The legacy of Pratt's boarding school programs is controversial among modern Native American tribes. Some have labelled the wider American Indian boarding school system, that Pratt began, as a form of cultural genocide that adversely affected their children and families.[10][11]

Many of the American Indian boarding schools, whether run by BIA secular staff, Protestant religious organizations, or Catholic religious orders and parishes, were the sites of extensive physical, mental and sexual abuses of Native American children. Thousands of lawsuits have been filed against the schools and religious organizations since the turn of the 21st century.[citation needed]

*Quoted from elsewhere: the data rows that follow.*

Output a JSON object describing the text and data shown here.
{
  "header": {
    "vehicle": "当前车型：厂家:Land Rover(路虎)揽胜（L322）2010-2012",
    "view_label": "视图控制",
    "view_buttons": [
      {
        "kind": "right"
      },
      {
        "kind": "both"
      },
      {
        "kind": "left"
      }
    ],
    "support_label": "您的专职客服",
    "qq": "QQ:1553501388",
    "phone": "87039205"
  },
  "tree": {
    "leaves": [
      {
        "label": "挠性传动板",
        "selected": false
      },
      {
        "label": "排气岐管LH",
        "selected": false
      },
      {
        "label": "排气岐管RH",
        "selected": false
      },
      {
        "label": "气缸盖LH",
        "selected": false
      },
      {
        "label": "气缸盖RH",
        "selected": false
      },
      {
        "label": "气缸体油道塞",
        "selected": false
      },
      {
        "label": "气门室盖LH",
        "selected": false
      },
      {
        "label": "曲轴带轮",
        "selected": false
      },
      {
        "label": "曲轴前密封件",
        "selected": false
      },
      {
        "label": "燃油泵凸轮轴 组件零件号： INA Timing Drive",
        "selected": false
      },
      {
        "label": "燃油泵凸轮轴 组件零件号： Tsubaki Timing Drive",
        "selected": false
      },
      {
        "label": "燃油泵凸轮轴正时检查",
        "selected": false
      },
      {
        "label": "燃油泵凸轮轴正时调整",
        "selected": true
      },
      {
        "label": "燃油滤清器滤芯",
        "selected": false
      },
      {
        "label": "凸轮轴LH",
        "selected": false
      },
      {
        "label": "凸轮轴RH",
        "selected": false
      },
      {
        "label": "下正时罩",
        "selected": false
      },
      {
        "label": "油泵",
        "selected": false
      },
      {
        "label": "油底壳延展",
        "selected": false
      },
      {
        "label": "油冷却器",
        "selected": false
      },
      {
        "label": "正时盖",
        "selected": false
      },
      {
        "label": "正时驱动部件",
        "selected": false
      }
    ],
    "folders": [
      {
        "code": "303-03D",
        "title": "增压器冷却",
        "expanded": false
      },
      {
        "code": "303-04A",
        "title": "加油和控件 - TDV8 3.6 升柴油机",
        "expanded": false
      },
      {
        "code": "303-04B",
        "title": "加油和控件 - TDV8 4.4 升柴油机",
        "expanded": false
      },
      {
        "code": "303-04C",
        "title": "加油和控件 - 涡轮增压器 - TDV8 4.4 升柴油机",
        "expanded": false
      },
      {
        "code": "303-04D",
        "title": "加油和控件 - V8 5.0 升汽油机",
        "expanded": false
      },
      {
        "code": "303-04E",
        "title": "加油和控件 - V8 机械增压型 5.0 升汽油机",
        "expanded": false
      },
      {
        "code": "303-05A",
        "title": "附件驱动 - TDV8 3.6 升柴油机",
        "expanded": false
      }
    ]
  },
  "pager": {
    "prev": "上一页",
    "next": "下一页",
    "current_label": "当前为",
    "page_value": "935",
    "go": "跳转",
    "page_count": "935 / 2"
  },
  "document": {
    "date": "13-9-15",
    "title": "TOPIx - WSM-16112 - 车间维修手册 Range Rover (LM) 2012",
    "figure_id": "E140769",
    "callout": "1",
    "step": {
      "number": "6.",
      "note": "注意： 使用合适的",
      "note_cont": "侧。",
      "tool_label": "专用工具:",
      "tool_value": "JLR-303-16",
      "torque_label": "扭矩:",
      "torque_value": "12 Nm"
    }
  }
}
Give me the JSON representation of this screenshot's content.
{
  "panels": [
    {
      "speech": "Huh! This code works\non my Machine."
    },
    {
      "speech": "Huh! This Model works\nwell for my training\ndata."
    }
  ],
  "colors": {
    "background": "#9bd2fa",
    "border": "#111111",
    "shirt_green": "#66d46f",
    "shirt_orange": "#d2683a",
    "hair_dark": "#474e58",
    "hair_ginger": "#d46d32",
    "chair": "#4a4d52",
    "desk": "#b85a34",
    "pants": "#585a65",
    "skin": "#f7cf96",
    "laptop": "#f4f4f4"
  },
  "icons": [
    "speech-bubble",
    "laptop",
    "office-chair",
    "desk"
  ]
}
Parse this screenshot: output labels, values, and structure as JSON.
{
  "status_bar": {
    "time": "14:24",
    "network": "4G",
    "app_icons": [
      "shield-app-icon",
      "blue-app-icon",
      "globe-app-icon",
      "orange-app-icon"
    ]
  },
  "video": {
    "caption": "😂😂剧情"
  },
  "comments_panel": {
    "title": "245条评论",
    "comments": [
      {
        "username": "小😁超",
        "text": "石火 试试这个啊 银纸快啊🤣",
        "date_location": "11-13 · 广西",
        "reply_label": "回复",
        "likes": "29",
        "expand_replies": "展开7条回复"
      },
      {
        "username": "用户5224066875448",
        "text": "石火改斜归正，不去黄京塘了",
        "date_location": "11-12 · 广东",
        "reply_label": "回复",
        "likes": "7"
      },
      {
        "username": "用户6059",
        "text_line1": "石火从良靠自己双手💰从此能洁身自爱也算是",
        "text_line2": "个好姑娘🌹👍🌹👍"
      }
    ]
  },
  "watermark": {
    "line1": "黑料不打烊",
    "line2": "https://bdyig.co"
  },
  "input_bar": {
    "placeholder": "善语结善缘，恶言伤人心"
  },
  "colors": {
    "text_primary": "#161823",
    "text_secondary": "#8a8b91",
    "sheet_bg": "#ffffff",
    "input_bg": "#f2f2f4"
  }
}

From his home in Rochester, New York, during his retirement years, Pratt continued to lecture and argue his viewpoints. He died on March 15, 1924, at the Letterman Army Hospital in the Presidio of San Francisco. He was buried in Arlington National Cemetery in Virginia.

Representation in other media[edit]

See also[edit]


  1. ^ K.B. Kueteman. "From Warrior to Saint: The life of David Pendelton Oakerhater". Oklahoma State. Archived from the original on 2008-07-23.
  2. ^ Gene Demby. The Ugly, Fascinating History Of The Word 'Racism'. January 6, 2014. Accessed November 11, 2016.
  3. ^ a b Anderson, H. Allen. "Pratt, Richard Henry". Texas State Historical Association. Retrieved 5 February 2015.
  4. ^ Richard Henry Pratt, Battlefield and Classroom.
  5. ^ Richard Henry Pratt, Battlefield and Classroom
  6. ^ a b c Removing Classrooms from the Battlefield: Liberty, Paternalism, and the Redemptive Promise of Educational Choice, 2008 BYU Law Review 377 Archived 2009-03-25 at the Wayback Machine
  7. ^ Quaqua Society – Massachusetts Bay Colony.
  8. ^ Bear, Charla. May 12, 2008, NPR, "American Indian Boarding Schools Haunt Many". Accessed September 2, 2014.
  9. ^ Pratt, Richard Henry. Battlefield & Classroom. Norman, University of Oklahoma Press, 2003. p 215
  10. ^ Smith, Andrea. "Soul Wound: The Legacy of Native American Schools." Web. 1 Nov. 2010. "Amnesty Magazine". Archived from the original on 2006-02-08. Retrieved 2006-02-08.
  11. ^ Adams, David Wallace. "Education for Extinction". (1995). University Press of Kansas. ISBN 978-0-7006-0838-6
  12. ^ "The Journey". Internet Movie Database. March 29, 1965. Retrieved August 25, 2015.


External links[edit]